[Data records for software interfaces]
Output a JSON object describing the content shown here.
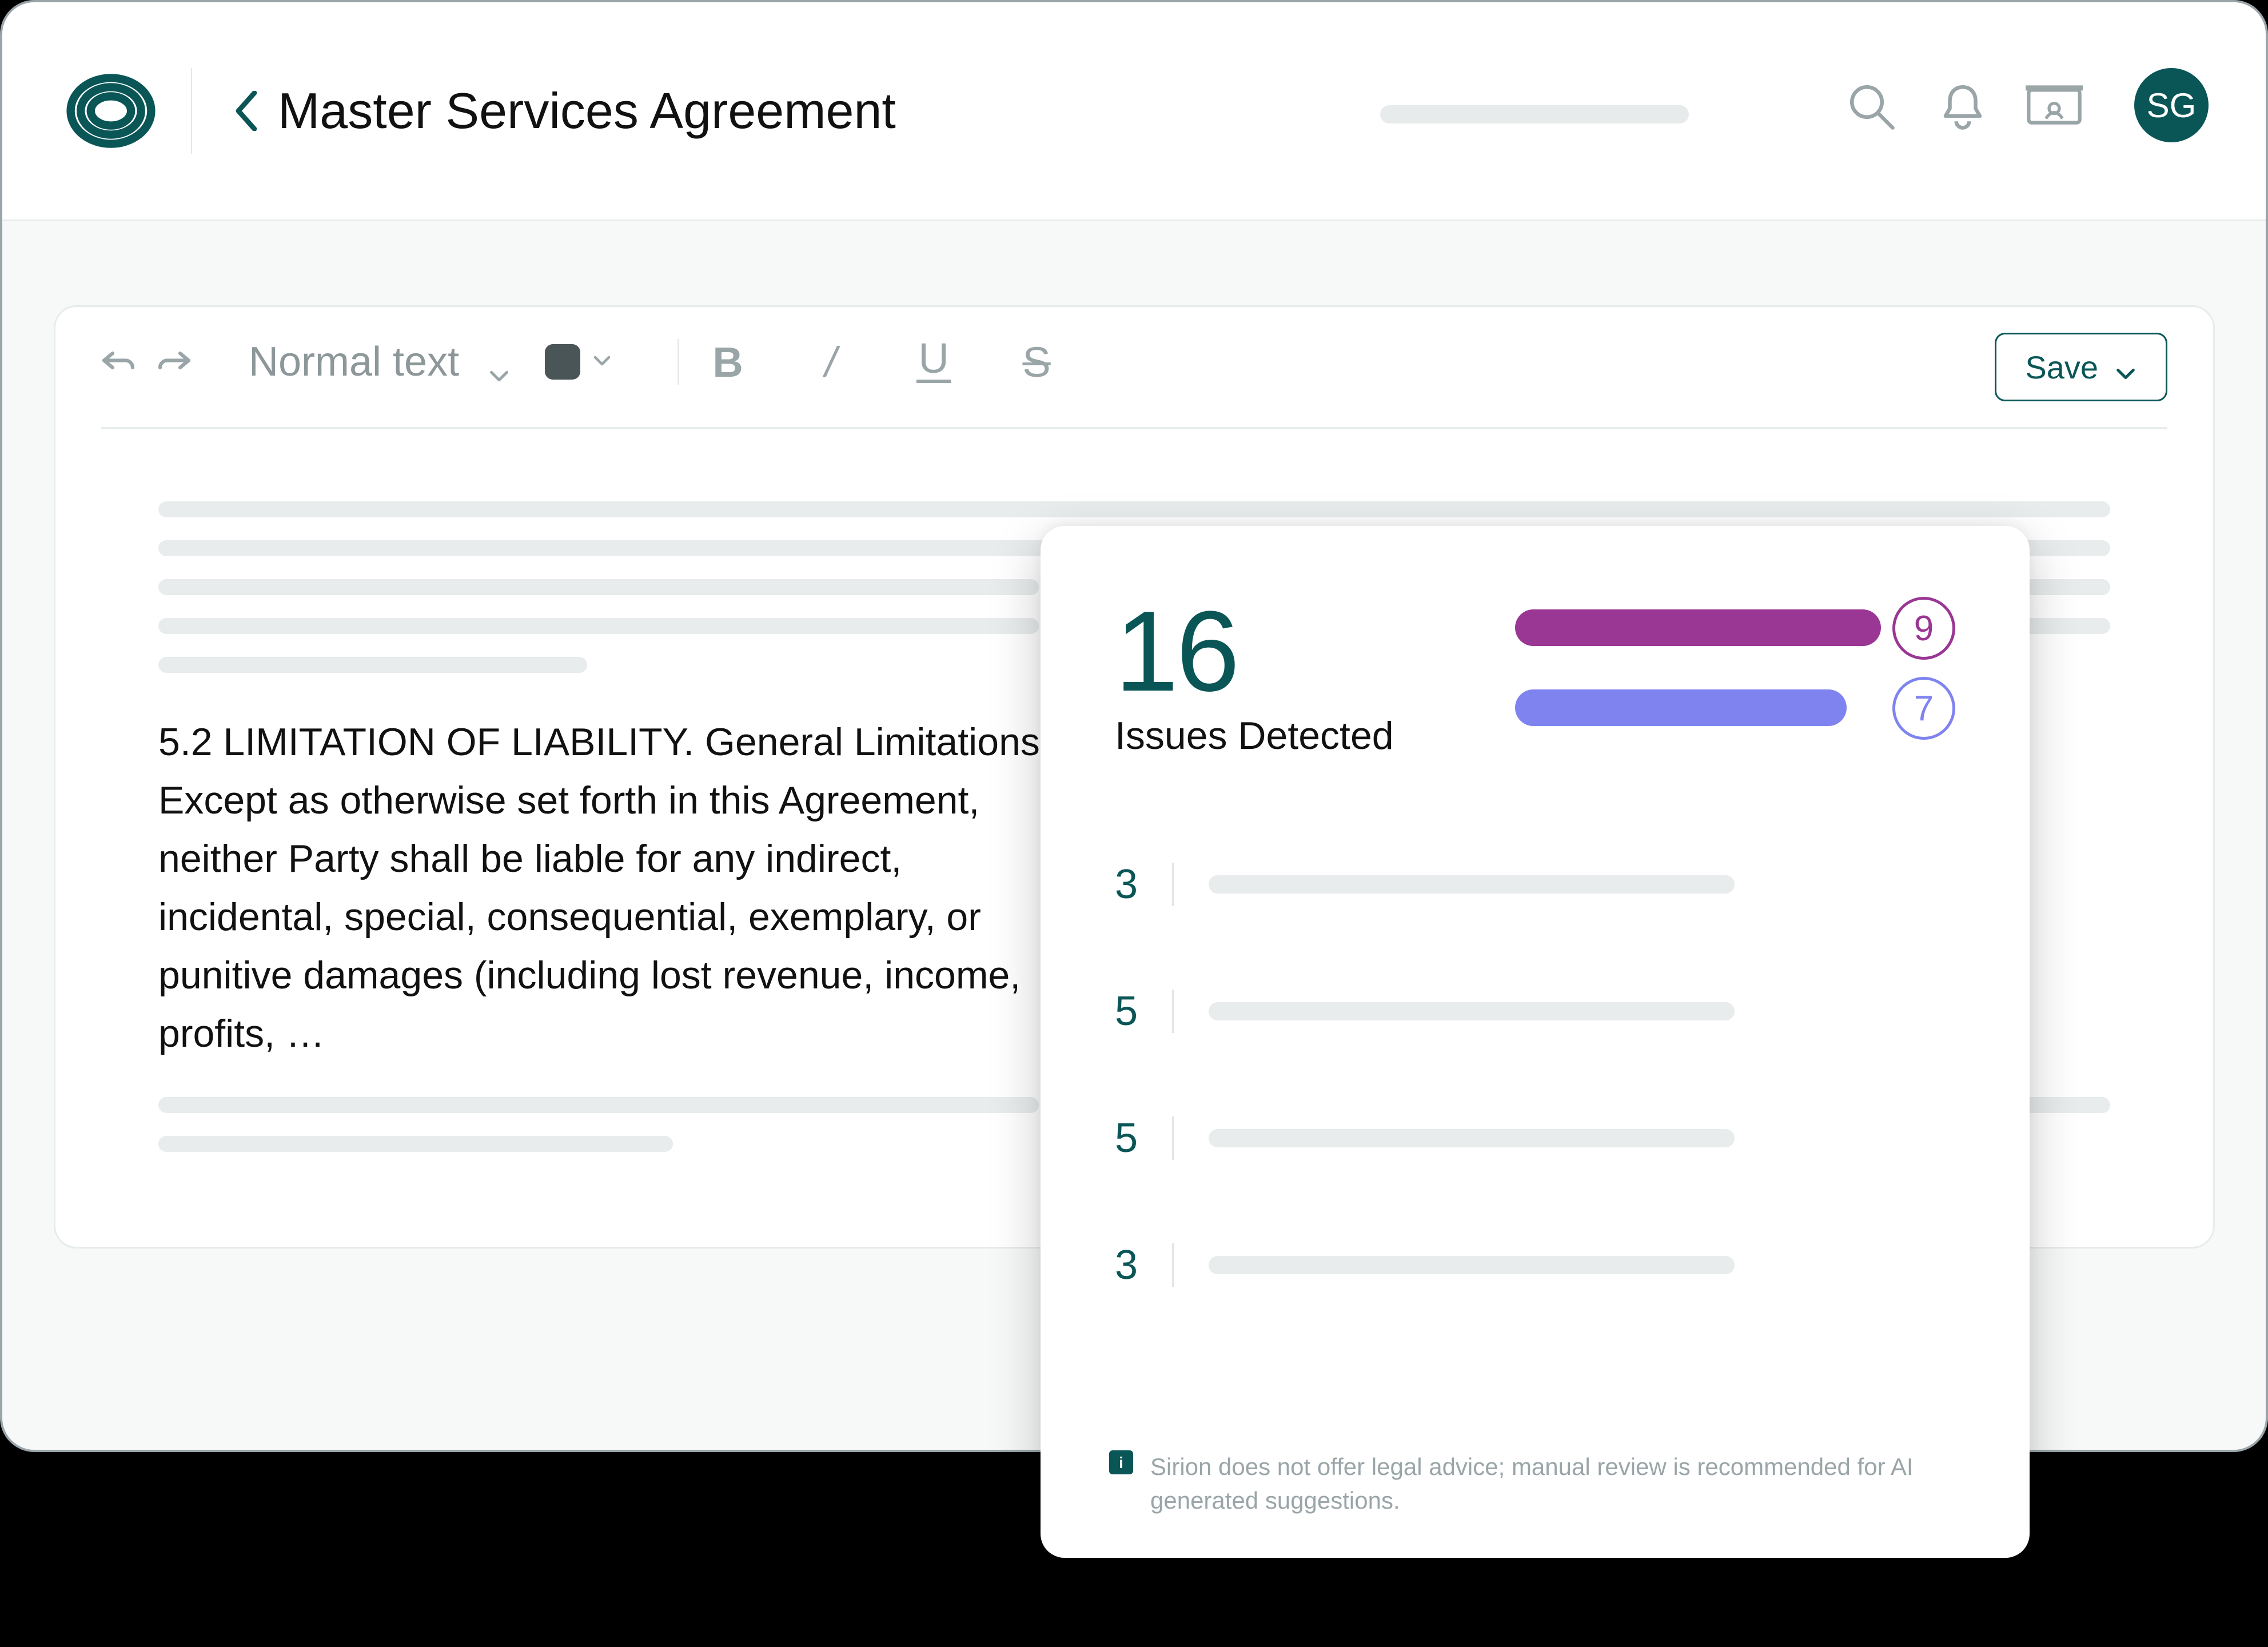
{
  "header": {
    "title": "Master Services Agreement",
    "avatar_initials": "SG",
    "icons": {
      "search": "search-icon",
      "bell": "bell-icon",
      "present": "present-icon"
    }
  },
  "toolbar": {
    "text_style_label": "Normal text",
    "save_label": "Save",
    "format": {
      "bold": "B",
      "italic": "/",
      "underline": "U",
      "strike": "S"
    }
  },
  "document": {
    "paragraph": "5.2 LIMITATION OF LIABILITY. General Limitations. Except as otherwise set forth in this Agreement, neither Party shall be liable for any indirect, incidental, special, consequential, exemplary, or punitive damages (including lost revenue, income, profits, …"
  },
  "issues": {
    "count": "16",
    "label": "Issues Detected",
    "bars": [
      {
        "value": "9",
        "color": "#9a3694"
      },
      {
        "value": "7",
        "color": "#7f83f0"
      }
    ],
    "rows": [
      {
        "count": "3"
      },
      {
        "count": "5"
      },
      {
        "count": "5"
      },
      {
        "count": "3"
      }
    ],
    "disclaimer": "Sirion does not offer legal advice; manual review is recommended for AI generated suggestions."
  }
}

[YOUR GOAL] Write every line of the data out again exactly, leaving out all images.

[ANSWER SECTION]
Output a JSON object describing the content shown here.
{
  "header": {
    "title": "Master Services Agreement",
    "avatar_initials": "SG",
    "icons": {
      "search": "search-icon",
      "bell": "bell-icon",
      "present": "present-icon"
    }
  },
  "toolbar": {
    "text_style_label": "Normal text",
    "save_label": "Save",
    "format": {
      "bold": "B",
      "italic": "/",
      "underline": "U",
      "strike": "S"
    }
  },
  "document": {
    "paragraph": "5.2 LIMITATION OF LIABILITY. General Limitations. Except as otherwise set forth in this Agreement, neither Party shall be liable for any indirect, incidental, special, consequential, exemplary, or punitive damages (including lost revenue, income, profits, …"
  },
  "issues": {
    "count": "16",
    "label": "Issues Detected",
    "bars": [
      {
        "value": "9",
        "color": "#9a3694"
      },
      {
        "value": "7",
        "color": "#7f83f0"
      }
    ],
    "rows": [
      {
        "count": "3"
      },
      {
        "count": "5"
      },
      {
        "count": "5"
      },
      {
        "count": "3"
      }
    ],
    "disclaimer": "Sirion does not offer legal advice; manual review is recommended for AI generated suggestions."
  }
}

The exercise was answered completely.